Intelligence Specialist at Southern Command Charged with Accepting Bribes and Helping Steal Purported Drug Proceeds
Wifredo A. Ferrer, United States Attorney for the Southern District of Florida and Michael Steinbach, Special Agent in Charge, Federal Bureau of Investigation announce the filing of a criminal complaint charging defendant Jose Emmanuel Torres, 37, of Cooper City, with federal bribery, in violation of 18 U.S.C. §201(b)(2)(A) and (B); exceeding authorized access to a government computer, in violation of 18 U.S.C. §1030(a)(2)(B) and (c)(2)(B)(i) and (ii) and 18 U.S.C. §2; and, extortion under color of official right, in violation of 18 U.S.C. §1951.
Torres, who was arrested on Friday, made his initial appearance today before U.S. Magistrate Judge Patrick Hunt in Fort Lauderdale.
According to the criminal complaint, Torres is currently assigned as an Intelligence Specialist to the United States Marine Corps Forces, South, under the United States Southern Command. From approximately January 2012 through December 13, 2013, Torres was assigned to the Department of Defense, Defense Intelligence Agency (DIA). As part of his official duties with the DIA, Torres worked with agents from Department of Homeland Security, Immigration and Customs Enforcement, and the Drug Enforcement Agency (DEA) collecting intelligence regarding persons who were allegedly involved in terrorism and drug trafficking. During the course of his duties with DIA, Torres had interviewed an individual who was attempting to gain legal residence status in the United States and had provided Torres and other agents of the United States with information regarding persons involved in drug trafficking and terrorism. The individual had been periodically arrested on immigration violations. In August 2013, Torres told the individual that he had used his influence to have the individual arrested on immigration charges. In or about September 2013, Torres complained to the individual that he was having financial problems, and that he was not making enough money as a United States Marine. Torres asked the individual for $10,000. The individual understood that, if he did not give Torres the money, Torres could use his influence to have the individual arrested again. The individual then reported this matter to law enforcement and the FBI began recording text messages, telephone and Skype calls between Torres and the cooperating individual (the CI). Torres continued to ask for the $10,000 and promised that the CI would not go back to jail even if he [Torres] had to put his “neck on the line.” In November 2013 the CI, under the supervision of law enforcement agents, paid Torres $6,000 in order for Torres to use his influence to assist the CI with the CI’s immigration proceedings.
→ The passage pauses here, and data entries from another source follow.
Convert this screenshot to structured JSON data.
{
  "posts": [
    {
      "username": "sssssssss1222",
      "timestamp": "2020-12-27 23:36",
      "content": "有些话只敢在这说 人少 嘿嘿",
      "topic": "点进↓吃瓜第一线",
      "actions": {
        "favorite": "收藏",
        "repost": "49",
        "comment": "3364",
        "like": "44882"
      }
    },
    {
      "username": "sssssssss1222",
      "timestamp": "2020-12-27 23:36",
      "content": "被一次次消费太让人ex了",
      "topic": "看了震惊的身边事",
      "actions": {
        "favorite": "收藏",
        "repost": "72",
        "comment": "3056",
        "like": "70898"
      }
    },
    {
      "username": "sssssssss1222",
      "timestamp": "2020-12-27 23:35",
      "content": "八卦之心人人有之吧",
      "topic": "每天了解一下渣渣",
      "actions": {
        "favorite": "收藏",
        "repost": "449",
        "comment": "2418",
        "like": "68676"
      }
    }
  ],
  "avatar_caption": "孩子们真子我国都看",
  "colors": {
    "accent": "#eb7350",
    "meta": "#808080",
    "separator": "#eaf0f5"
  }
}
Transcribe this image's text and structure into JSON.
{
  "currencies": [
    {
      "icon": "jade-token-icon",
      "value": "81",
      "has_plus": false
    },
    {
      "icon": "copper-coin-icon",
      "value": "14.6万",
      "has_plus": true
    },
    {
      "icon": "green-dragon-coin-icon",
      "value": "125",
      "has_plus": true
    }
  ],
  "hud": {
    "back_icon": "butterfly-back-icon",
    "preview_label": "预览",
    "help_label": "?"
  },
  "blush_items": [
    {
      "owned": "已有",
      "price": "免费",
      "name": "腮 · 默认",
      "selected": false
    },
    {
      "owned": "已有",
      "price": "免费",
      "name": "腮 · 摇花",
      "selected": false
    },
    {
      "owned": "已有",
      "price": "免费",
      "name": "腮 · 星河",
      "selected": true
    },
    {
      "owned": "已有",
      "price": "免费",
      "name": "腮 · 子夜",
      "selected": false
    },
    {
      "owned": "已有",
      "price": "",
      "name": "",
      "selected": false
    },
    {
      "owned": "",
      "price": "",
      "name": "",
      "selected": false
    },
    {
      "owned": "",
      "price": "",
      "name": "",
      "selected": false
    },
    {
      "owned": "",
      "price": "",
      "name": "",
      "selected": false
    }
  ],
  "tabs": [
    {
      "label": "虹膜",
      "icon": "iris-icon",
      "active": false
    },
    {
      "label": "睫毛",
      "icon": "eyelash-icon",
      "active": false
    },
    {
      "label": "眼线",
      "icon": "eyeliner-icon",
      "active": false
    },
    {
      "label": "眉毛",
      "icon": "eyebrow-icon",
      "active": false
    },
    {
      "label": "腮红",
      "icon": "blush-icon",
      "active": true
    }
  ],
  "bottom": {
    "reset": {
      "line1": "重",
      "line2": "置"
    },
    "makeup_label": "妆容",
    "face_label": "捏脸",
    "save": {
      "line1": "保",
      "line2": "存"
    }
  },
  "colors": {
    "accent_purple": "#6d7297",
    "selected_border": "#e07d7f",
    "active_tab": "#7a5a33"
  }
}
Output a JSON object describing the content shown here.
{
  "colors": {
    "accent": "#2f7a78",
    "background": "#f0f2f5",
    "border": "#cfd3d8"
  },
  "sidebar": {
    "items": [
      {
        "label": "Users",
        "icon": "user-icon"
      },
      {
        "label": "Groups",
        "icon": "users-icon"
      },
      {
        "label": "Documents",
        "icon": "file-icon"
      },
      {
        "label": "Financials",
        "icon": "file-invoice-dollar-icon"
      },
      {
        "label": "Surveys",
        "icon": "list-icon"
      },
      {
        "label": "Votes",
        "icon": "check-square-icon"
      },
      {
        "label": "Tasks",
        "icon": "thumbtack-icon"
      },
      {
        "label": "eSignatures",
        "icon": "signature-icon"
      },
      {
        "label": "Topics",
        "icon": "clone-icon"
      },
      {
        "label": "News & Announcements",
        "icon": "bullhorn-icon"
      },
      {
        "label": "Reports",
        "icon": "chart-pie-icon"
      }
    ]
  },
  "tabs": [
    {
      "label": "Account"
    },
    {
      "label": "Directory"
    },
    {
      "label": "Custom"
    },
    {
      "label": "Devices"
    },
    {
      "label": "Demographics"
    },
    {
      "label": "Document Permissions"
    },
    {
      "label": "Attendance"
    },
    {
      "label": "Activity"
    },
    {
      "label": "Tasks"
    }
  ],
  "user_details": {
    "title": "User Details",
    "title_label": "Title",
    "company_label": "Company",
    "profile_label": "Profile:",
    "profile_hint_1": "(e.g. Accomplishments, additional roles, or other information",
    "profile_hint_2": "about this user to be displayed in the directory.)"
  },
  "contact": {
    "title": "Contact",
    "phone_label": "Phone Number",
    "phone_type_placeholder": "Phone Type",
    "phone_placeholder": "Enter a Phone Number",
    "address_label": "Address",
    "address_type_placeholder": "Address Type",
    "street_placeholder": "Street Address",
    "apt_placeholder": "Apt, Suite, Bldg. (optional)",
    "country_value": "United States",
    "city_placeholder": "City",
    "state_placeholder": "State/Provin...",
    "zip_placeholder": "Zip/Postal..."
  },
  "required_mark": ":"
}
During the course of the relationship between Torres and the CI, Torres asked the CI if he had drug trafficking contacts in Costa Rica and Miami because he [Torres] was looking to conduct a robbery of a delivery of drug money or identify a stash house where drug money was stored. Initially, Torres told the CI that he [Torres] was willing to participate in the robbery and that he [Torres] has some trustworthy individuals to assist him with the robbery. Between November 2013 and January 2014, Torres communicated with the CI regarding the robbery by way of text, telephone, Skype and a “secret” email account used by Torres. Communications included Torres sending information that Torres had obtained from law enforcement databases regarding two individuals that the CI indicated would assist the CI in the robbery. Ultimately, under the direction of law enforcement agents, the CI told Torres that the CI had the opportunity to steal drug proceeds totaling $500,000 that was being transported in a car. The CI told Torres that the CI needed a law enforcement receipt so that the CI could represent to the owners of the purported drug money that the funds had been seized by law enforcement. On January 29, 2014, Torres provided the CI a detailed four-page DEA seizure form dated January 31, 2014, reflecting a bulk cash seizure by DEA agents in the amount of $500,000. The CI told Torres that he [Torres] would receive $250,000 from the money stolen from the drug dealers for providing the receipt. On January 31, 2014, the CI called Torres to tell him that the CI was in possession of the drug proceeds and they arranged a meeting for the purpose of providing Torres with his $250,000. On that same date, the CI and Torres met in a parking lot in Dania, Florida, and Torres was given a duffel bag which purportedly contained $250,000 of drug proceeds. Torres was arrested after taking possession of the duffel bag.
If convicted, Torres faces a statutory maximum term of 40 years in prison and a fine of the greater of $250,000 or three times the money received.
Mr. Ferrer commended the investigative efforts of the FBI. Mr. Ferrer would also like to thank the Drug Enforcement Administration and the United States Secret Service for their assistance. The case is being prosecuted by Assistant U.S. Attorney Jeffrey N. Kaplan.
A complaint is only an accusation and a defendant is presumed innocent until proven guilty.
A copy of this press release may be found on the website of the United States Attorney's Office for the Southern District of Florida at http://www.usdoj.gov/usao/fls. Related court documents and information may be found on the website of the District Court for the Southern District of Florida at http://www.flsd.uscourts.gov or on http://pacer.flsd.uscourts.gov.